The government is now looking at two new products - First Homes, a shared equity scheme, and a potential mortgage guarantee scheme linked to long term fixed interest rates.
Professor Christine Whitehead, Emeritus Professor of Housing Economics at LSE, said: “The Government has sponsored a range of affordable homeownership products over the last 40 years with varying success.
“What is needed is a better understanding of the nature and scale of the affordable home ownership ‘gap’ – taking account of house prices, incomes, the capacity to raise a deposit and attitudes towards risk of borrowers and lenders. We also need a more coherent set of affordable homeownership products.”
Professor Kenneth Gibb, Director of the UK Collaborative Centre for Housing Evidence (CaCHE), said: ‘This timely report reminds us how challenging it has been for government to grow home ownership, and how difficult it has been for mortgage providers to innovate in such a way that the market can expand for first time buyers. The report is a comprehensive and intelligent reading of the current market, where it came from, and the likely factors shaping affordable home ownership in the future’.
Paul Broadhead, Head of Mortgage and Housing Policy at the BSA said: “Building societies were founded to help people into homeownership, so they have often been at the forefront in the provision of products designed to support affordability. This valuable research pulls together what has been learned so far, and indicates how Government, lenders and others might work together to help more people into homeownership the future.”
The report suggests:

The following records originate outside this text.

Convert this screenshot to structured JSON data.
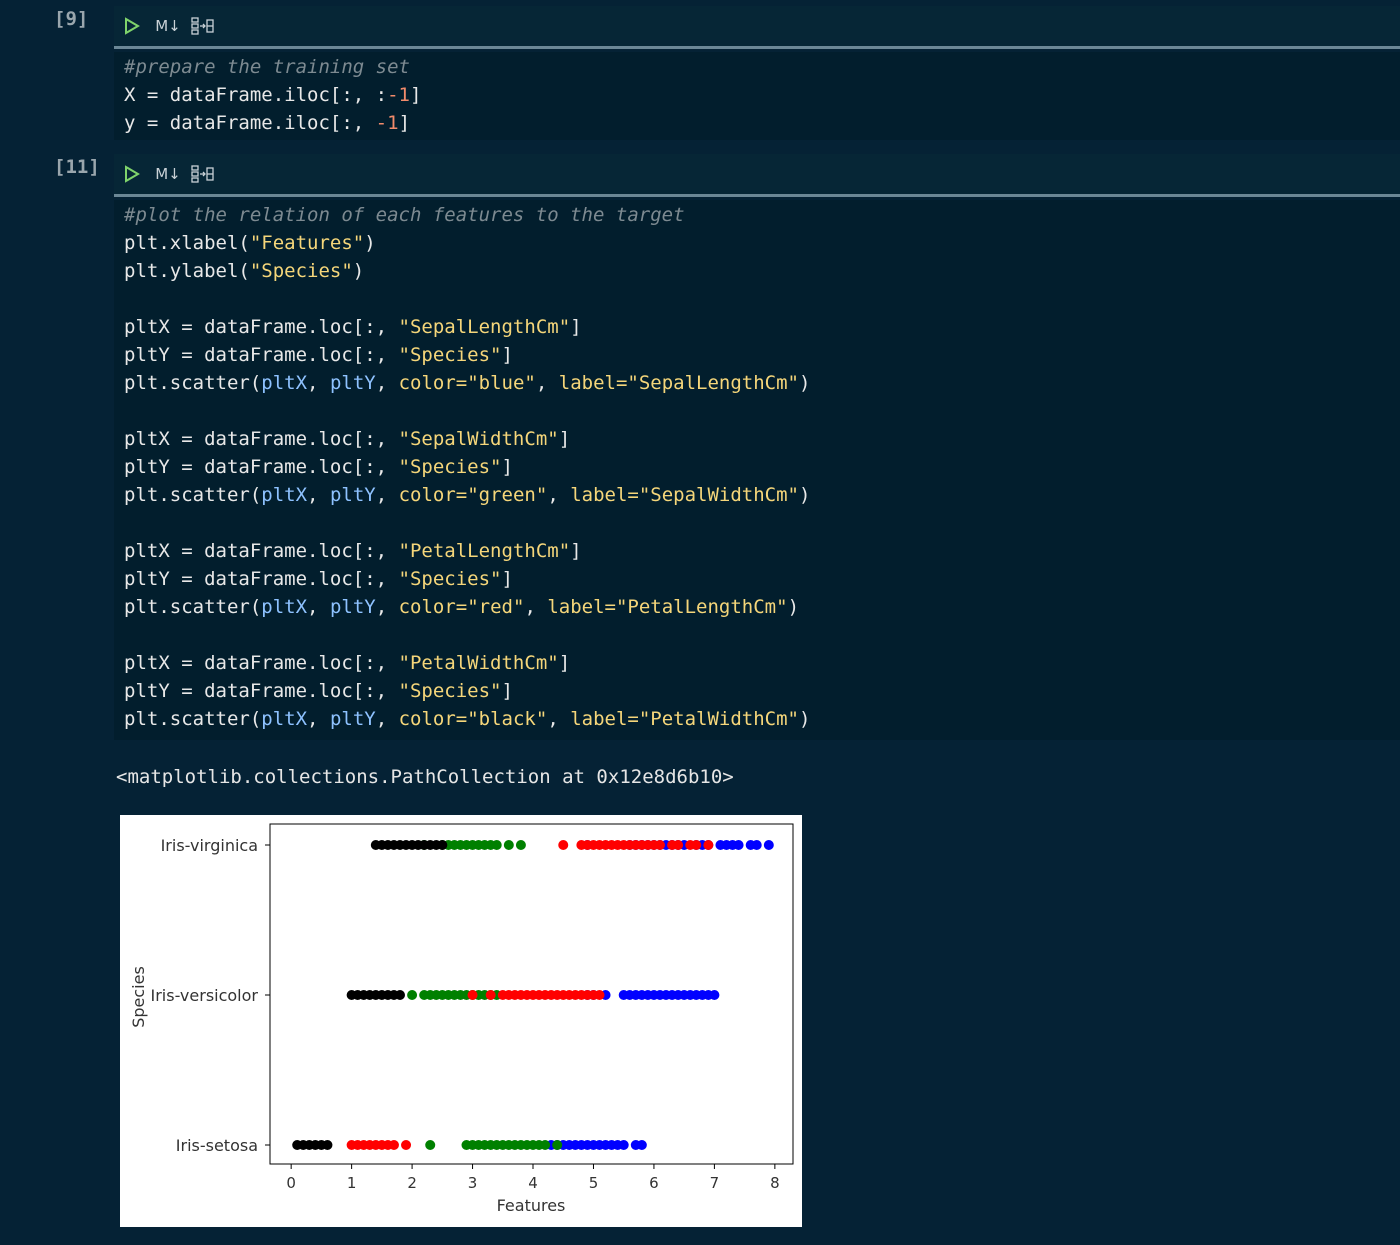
{
  "cells": [
    {
      "exec_count": "[9]",
      "toolbar": {
        "run_icon": "play-icon",
        "markdown_label": "M↓",
        "split_icon": "split-cell-icon"
      },
      "lines": [
        [
          [
            "cm",
            "#prepare the training set"
          ]
        ],
        [
          [
            "tx",
            "X = dataFrame.iloc[:, :"
          ],
          [
            "nm",
            "-1"
          ],
          [
            "tx",
            "]"
          ]
        ],
        [
          [
            "tx",
            "y = dataFrame.iloc[:, "
          ],
          [
            "nm",
            "-1"
          ],
          [
            "tx",
            "]"
          ]
        ]
      ]
    },
    {
      "exec_count": "[11]",
      "toolbar": {
        "run_icon": "play-icon",
        "markdown_label": "M↓",
        "split_icon": "split-cell-icon"
      },
      "lines": [
        [
          [
            "cm",
            "#plot the relation of each features to the target"
          ]
        ],
        [
          [
            "tx",
            "plt.xlabel("
          ],
          [
            "st",
            "\"Features\""
          ],
          [
            "tx",
            ")"
          ]
        ],
        [
          [
            "tx",
            "plt.ylabel("
          ],
          [
            "st",
            "\"Species\""
          ],
          [
            "tx",
            ")"
          ]
        ],
        [],
        [
          [
            "tx",
            "pltX = dataFrame.loc[:, "
          ],
          [
            "st",
            "\"SepalLengthCm\""
          ],
          [
            "tx",
            "]"
          ]
        ],
        [
          [
            "tx",
            "pltY = dataFrame.loc[:, "
          ],
          [
            "st",
            "\"Species\""
          ],
          [
            "tx",
            "]"
          ]
        ],
        [
          [
            "tx",
            "plt.scatter("
          ],
          [
            "vr",
            "pltX"
          ],
          [
            "tx",
            ", "
          ],
          [
            "vr",
            "pltY"
          ],
          [
            "tx",
            ", "
          ],
          [
            "kw",
            "color="
          ],
          [
            "st",
            "\"blue\""
          ],
          [
            "tx",
            ", "
          ],
          [
            "kw",
            "label="
          ],
          [
            "st",
            "\"SepalLengthCm\""
          ],
          [
            "tx",
            ")"
          ]
        ],
        [],
        [
          [
            "tx",
            "pltX = dataFrame.loc[:, "
          ],
          [
            "st",
            "\"SepalWidthCm\""
          ],
          [
            "tx",
            "]"
          ]
        ],
        [
          [
            "tx",
            "pltY = dataFrame.loc[:, "
          ],
          [
            "st",
            "\"Species\""
          ],
          [
            "tx",
            "]"
          ]
        ],
        [
          [
            "tx",
            "plt.scatter("
          ],
          [
            "vr",
            "pltX"
          ],
          [
            "tx",
            ", "
          ],
          [
            "vr",
            "pltY"
          ],
          [
            "tx",
            ", "
          ],
          [
            "kw",
            "color="
          ],
          [
            "st",
            "\"green\""
          ],
          [
            "tx",
            ", "
          ],
          [
            "kw",
            "label="
          ],
          [
            "st",
            "\"SepalWidthCm\""
          ],
          [
            "tx",
            ")"
          ]
        ],
        [],
        [
          [
            "tx",
            "pltX = dataFrame.loc[:, "
          ],
          [
            "st",
            "\"PetalLengthCm\""
          ],
          [
            "tx",
            "]"
          ]
        ],
        [
          [
            "tx",
            "pltY = dataFrame.loc[:, "
          ],
          [
            "st",
            "\"Species\""
          ],
          [
            "tx",
            "]"
          ]
        ],
        [
          [
            "tx",
            "plt.scatter("
          ],
          [
            "vr",
            "pltX"
          ],
          [
            "tx",
            ", "
          ],
          [
            "vr",
            "pltY"
          ],
          [
            "tx",
            ", "
          ],
          [
            "kw",
            "color="
          ],
          [
            "st",
            "\"red\""
          ],
          [
            "tx",
            ", "
          ],
          [
            "kw",
            "label="
          ],
          [
            "st",
            "\"PetalLengthCm\""
          ],
          [
            "tx",
            ")"
          ]
        ],
        [],
        [
          [
            "tx",
            "pltX = dataFrame.loc[:, "
          ],
          [
            "st",
            "\"PetalWidthCm\""
          ],
          [
            "tx",
            "]"
          ]
        ],
        [
          [
            "tx",
            "pltY = dataFrame.loc[:, "
          ],
          [
            "st",
            "\"Species\""
          ],
          [
            "tx",
            "]"
          ]
        ],
        [
          [
            "tx",
            "plt.scatter("
          ],
          [
            "vr",
            "pltX"
          ],
          [
            "tx",
            ", "
          ],
          [
            "vr",
            "pltY"
          ],
          [
            "tx",
            ", "
          ],
          [
            "kw",
            "color="
          ],
          [
            "st",
            "\"black\""
          ],
          [
            "tx",
            ", "
          ],
          [
            "kw",
            "label="
          ],
          [
            "st",
            "\"PetalWidthCm\""
          ],
          [
            "tx",
            ")"
          ]
        ]
      ]
    }
  ],
  "output": {
    "text": "<matplotlib.collections.PathCollection at 0x12e8d6b10>"
  },
  "colors": {
    "background": "#052235",
    "code_background": "#021e2d",
    "comment": "#7d8a91",
    "string": "#f5d67a",
    "number": "#f28b6b",
    "variable": "#8ec2ff"
  },
  "chart_data": {
    "type": "scatter",
    "title": "",
    "xlabel": "Features",
    "ylabel": "Species",
    "categories": [
      "Iris-setosa",
      "Iris-versicolor",
      "Iris-virginica"
    ],
    "xticks": [
      "0",
      "1",
      "2",
      "3",
      "4",
      "5",
      "6",
      "7",
      "8"
    ],
    "xlim": [
      -0.35,
      8.3
    ],
    "grid": false,
    "series": [
      {
        "color": "blue",
        "points": [
          {
            "species": "Iris-setosa",
            "values": [
              4.3,
              4.4,
              4.5,
              4.6,
              4.7,
              4.8,
              4.9,
              5.0,
              5.1,
              5.2,
              5.3,
              5.4,
              5.5,
              5.7,
              5.8
            ]
          },
          {
            "species": "Iris-versicolor",
            "values": [
              4.9,
              5.0,
              5.2,
              5.5,
              5.6,
              5.7,
              5.8,
              5.9,
              6.0,
              6.1,
              6.2,
              6.3,
              6.4,
              6.5,
              6.6,
              6.7,
              6.8,
              6.9,
              7.0
            ]
          },
          {
            "species": "Iris-virginica",
            "values": [
              4.9,
              5.6,
              5.7,
              5.8,
              5.9,
              6.0,
              6.1,
              6.2,
              6.3,
              6.4,
              6.5,
              6.7,
              6.8,
              6.9,
              7.1,
              7.2,
              7.3,
              7.4,
              7.6,
              7.7,
              7.9
            ]
          }
        ]
      },
      {
        "color": "green",
        "points": [
          {
            "species": "Iris-setosa",
            "values": [
              2.3,
              2.9,
              3.0,
              3.1,
              3.2,
              3.3,
              3.4,
              3.5,
              3.6,
              3.7,
              3.8,
              3.9,
              4.0,
              4.1,
              4.2,
              4.4
            ]
          },
          {
            "species": "Iris-versicolor",
            "values": [
              2.0,
              2.2,
              2.3,
              2.4,
              2.5,
              2.6,
              2.7,
              2.8,
              2.9,
              3.0,
              3.1,
              3.2,
              3.3,
              3.4
            ]
          },
          {
            "species": "Iris-virginica",
            "values": [
              2.2,
              2.5,
              2.6,
              2.7,
              2.8,
              2.9,
              3.0,
              3.1,
              3.2,
              3.3,
              3.4,
              3.6,
              3.8
            ]
          }
        ]
      },
      {
        "color": "red",
        "points": [
          {
            "species": "Iris-setosa",
            "values": [
              1.0,
              1.1,
              1.2,
              1.3,
              1.4,
              1.5,
              1.6,
              1.7,
              1.9
            ]
          },
          {
            "species": "Iris-versicolor",
            "values": [
              3.0,
              3.3,
              3.5,
              3.6,
              3.7,
              3.8,
              3.9,
              4.0,
              4.1,
              4.2,
              4.3,
              4.4,
              4.5,
              4.6,
              4.7,
              4.8,
              4.9,
              5.0,
              5.1
            ]
          },
          {
            "species": "Iris-virginica",
            "values": [
              4.5,
              4.8,
              4.9,
              5.0,
              5.1,
              5.2,
              5.3,
              5.4,
              5.5,
              5.6,
              5.7,
              5.8,
              5.9,
              6.0,
              6.1,
              6.3,
              6.4,
              6.6,
              6.7,
              6.9
            ]
          }
        ]
      },
      {
        "color": "black",
        "points": [
          {
            "species": "Iris-setosa",
            "values": [
              0.1,
              0.2,
              0.3,
              0.4,
              0.5,
              0.6
            ]
          },
          {
            "species": "Iris-versicolor",
            "values": [
              1.0,
              1.1,
              1.2,
              1.3,
              1.4,
              1.5,
              1.6,
              1.7,
              1.8
            ]
          },
          {
            "species": "Iris-virginica",
            "values": [
              1.4,
              1.5,
              1.6,
              1.7,
              1.8,
              1.9,
              2.0,
              2.1,
              2.2,
              2.3,
              2.4,
              2.5
            ]
          }
        ]
      }
    ]
  }
}
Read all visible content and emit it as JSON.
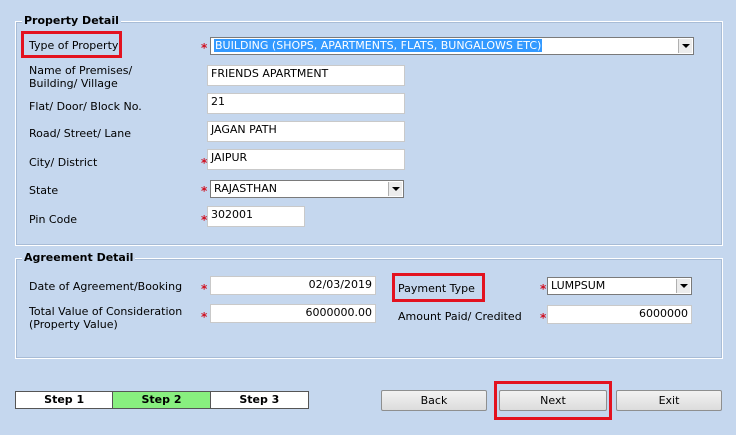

- A long overdue and fundamental reform of shared ownership going well beyond the existing proposals in England giving it the potential to be scaled up - to include the provision of a comprehensive database of shared ownership, and related products
- The UK could learn from abroad concerning mortgage guarantees, which are a cost-efficient way of expanding affordable home ownership opportunities.
- Market-based initiatives that help supplement the higher Loan-To-Value market should be encouraged
- The government should set out its vision for home ownership in general and affordable home ownership in particular in some detail, looking at current provision, the risks and the potential scale of demand, funding and supply.
Thinking outside the box critically examines what has worked and what has not as these homeownership products have come and gone. It also looks at what the market has been able to deliver and what gaps market products could fill.
For more information
Sue Windebank, LSE press office, T: 020 7955 7060 (will connect to duty press officer)
Notes to Editors:
The report: Thinking outside the box: Exploring innovations in affordable homeownership
A blog by Professor Christine Whitehead and Peter Williams
LSE London is a research unit based at The London School of Economics and Political Science (LSE). LSE is an internationally-renowned university specialising in the social sciences. Its expertise spans a wide range of disciplines from economics, politics and law, to sociology, health policy, accounting and finance.
As one of the most international universities in the world, the School’s diversity of people, ideas and interests make it an exciting centre for research, teaching and public engagement.
Established in 1895, the original vision of LSE as ‘a community of people and ideas, founded to know the causes of things, for the betterment of society’ remains true to this day. It continues to use its research-led expertise to influence governments, NGOs, businesses and others to help tackle the world’s most pressing problems. For more information visit lse.ac.uk
The UK Collaborative Centre for Housing Evidence (CaCHE) is a consortium of 14 institutions led by the University of Glasgow.
The centre, which was established in August 2017, is a multidisciplinary partnership between academia, housing policy and practice. Over the course of the five-year programme, CaCHE researchers will produce evidence and new research which will contribute to tackling the UK’s housing problems at a national, devolved, regional, and local level. CaCHE is funded by the Economic and Social Research Council, Arts and Humanities Research Council and Joseph Rowntree Foundation.
The Building Societies Association (BSA) represents all 43 UK building societies, as well as 6 credit unions. Building societies serve over 25 million consumers across the UK and have total assets of £420 billion. Together with their subsidiaries they hold residential mortgages over £330 billion, 23% of the total outstanding in the UK. They hold over £290 billion of retail deposits, accounting for 19% of all such deposits in the UK. Building societies account for 38% of all cash ISA balances. They employ approximately 42,500 full and part-time staff and operate through approximately 1,470 branches. For more information go to bsa.org.uk